The Antec case, on the other hand, so far earns the "Worst First Impression" award. The case arrived with one HD bay section not fully inserted. I figured I could just press it back in - NOT. I look at the manual - oh wait, there is none (sorry, a piece of paper doesn't qualify as a manual). I look at the online manual - it doesn't cover this issue (and is only slightly more informative than the piece of paper in the box). I almost broke the plastic snappy things trying to force it in. So I completely disassemble the removable drive bays and carefully study the manufacturing method. I finally discover that the factory did not properly rout the fan wires. These wires have to fit through a tiny molded slot or the bays will not fit in the case. The case did come with lots of screws in various head styles, threads and lengths - naturally it lacked the 9 correct thread style screws to match the MoBo case standoffs. Fortunately I have lots of screws left over from previous builds, but still - I shouldn't have to do that.

I haven't checked to see how much I have to modify the HD bay to permit the 5970 GPU to fit yet. I'm saving that joyous project for last. Antec calls this their "Ultimate Gaming Case" - HA! - It's old school screw-in design with user-unfriendly features.

Bottom line MadAdmiral, I should have followed your advice on the HAF 922
a c 84 B Homebuilt system
a b 4 Gaming
June 25, 2010 11:04:05 PM

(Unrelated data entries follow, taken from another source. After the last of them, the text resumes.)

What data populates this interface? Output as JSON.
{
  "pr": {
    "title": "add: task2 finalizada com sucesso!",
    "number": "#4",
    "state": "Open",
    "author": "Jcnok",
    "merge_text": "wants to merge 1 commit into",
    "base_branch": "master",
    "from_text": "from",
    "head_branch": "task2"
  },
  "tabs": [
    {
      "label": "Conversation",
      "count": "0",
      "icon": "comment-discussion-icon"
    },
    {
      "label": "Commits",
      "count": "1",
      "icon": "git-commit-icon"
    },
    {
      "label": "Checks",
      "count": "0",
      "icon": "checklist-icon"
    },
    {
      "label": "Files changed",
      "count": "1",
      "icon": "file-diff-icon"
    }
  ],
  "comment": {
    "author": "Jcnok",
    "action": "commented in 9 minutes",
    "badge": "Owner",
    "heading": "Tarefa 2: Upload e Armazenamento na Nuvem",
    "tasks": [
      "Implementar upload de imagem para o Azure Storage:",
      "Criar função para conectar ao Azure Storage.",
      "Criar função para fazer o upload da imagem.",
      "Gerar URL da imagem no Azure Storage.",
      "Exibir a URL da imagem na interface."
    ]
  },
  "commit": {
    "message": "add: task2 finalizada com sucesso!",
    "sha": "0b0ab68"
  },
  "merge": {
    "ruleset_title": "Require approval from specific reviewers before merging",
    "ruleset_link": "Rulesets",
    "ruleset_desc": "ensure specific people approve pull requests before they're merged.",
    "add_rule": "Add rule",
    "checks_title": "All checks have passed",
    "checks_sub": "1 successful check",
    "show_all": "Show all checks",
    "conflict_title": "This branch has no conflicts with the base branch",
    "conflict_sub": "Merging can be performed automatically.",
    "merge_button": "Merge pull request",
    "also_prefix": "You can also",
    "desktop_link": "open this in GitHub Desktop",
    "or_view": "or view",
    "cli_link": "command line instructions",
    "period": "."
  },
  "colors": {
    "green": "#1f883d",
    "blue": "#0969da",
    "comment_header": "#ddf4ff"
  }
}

I didn't have that much trouble with the 902. If you dig through their bag of screws, you will find the right ones for the motherboard. There are two that are virtually identical to the eye, but one is the correct size.

I will say that I ended up snapping one of the front fan's standoffs because the screw wasn't all the way in, which caused one of the slot to look like it didn't fit right.
June 26, 2010 12:27:16 AM

In all fairness, there were 6 of the correct threaded screws. Being an engineer, I know more about screws than a person has the right to. I've also discovered that I can resolve the 5970 fit problem by switching one of the single filler panels from the top to in between the 2 removable drive bays. So no dremel required.
a b B Homebuilt system
June 26, 2010 4:21:13 AM

I have found that I generally like cooler master cases.

I don't know what antec case my dad has but it's terrible. I don't think his is on the market anymore though, so I'm not sure how it is in comparison to these (since I haven't seen them).
June 27, 2010 7:18:54 PM

OK, I'm almost done installing everything in the Antec 902 case. Seems I'm faced with a choice on where to connect the 200mm top and 120mm rear exhaust fans:

1. Connect both fans to the one available 4 pin system fan connection on the Gigabyte MoBo - I assume this will permit me to adjust the speed of these two fans via software or bios.

2. Connect both fans to the PSU and manually adjust the speed via the tiny dip switches inconveniently located on the back of the case.
a c 84 B Homebuilt system
a b 4 Gaming
June 27, 2010 7:51:37 PM

I will tell you that even at high speeds, the top fan is basically inaudible. I would just plug that one into the PSU and run it on high all the time.
June 30, 2010 3:06:17 PM

Any recommendations for reasonably priced, effective power conditioning and surge protection would be appreciated. Battery backup is not required.
September 20, 2012 2:51:12 PM

I have the option of buying one of these for £60 but with hard drives removes for data protection....

My brother in law wants a gaming PC but only has a budget of £300 (I KNOW!! NOT A LOT)
Would this be a good option for a gaming computer considering his tiny budget? or is it just too impractical?
July 3, 2013 5:42:25 AM

thesinger313 said:
I have the option of buying one of these for £60 but with hard drives removes for data protection....

My brother in law wants a gaming PC but only has a budget of £300 (I KNOW!! NOT A LOT)
Would this be a good option for a gaming computer considering his tiny budget? or is it just too impractical?


This is one hell of a late reply. Though Just get a second hand pc. There are so many on so many websites. Search it on that budget I am sure you will get something decent. Just make sure you measure it against the current specs.
!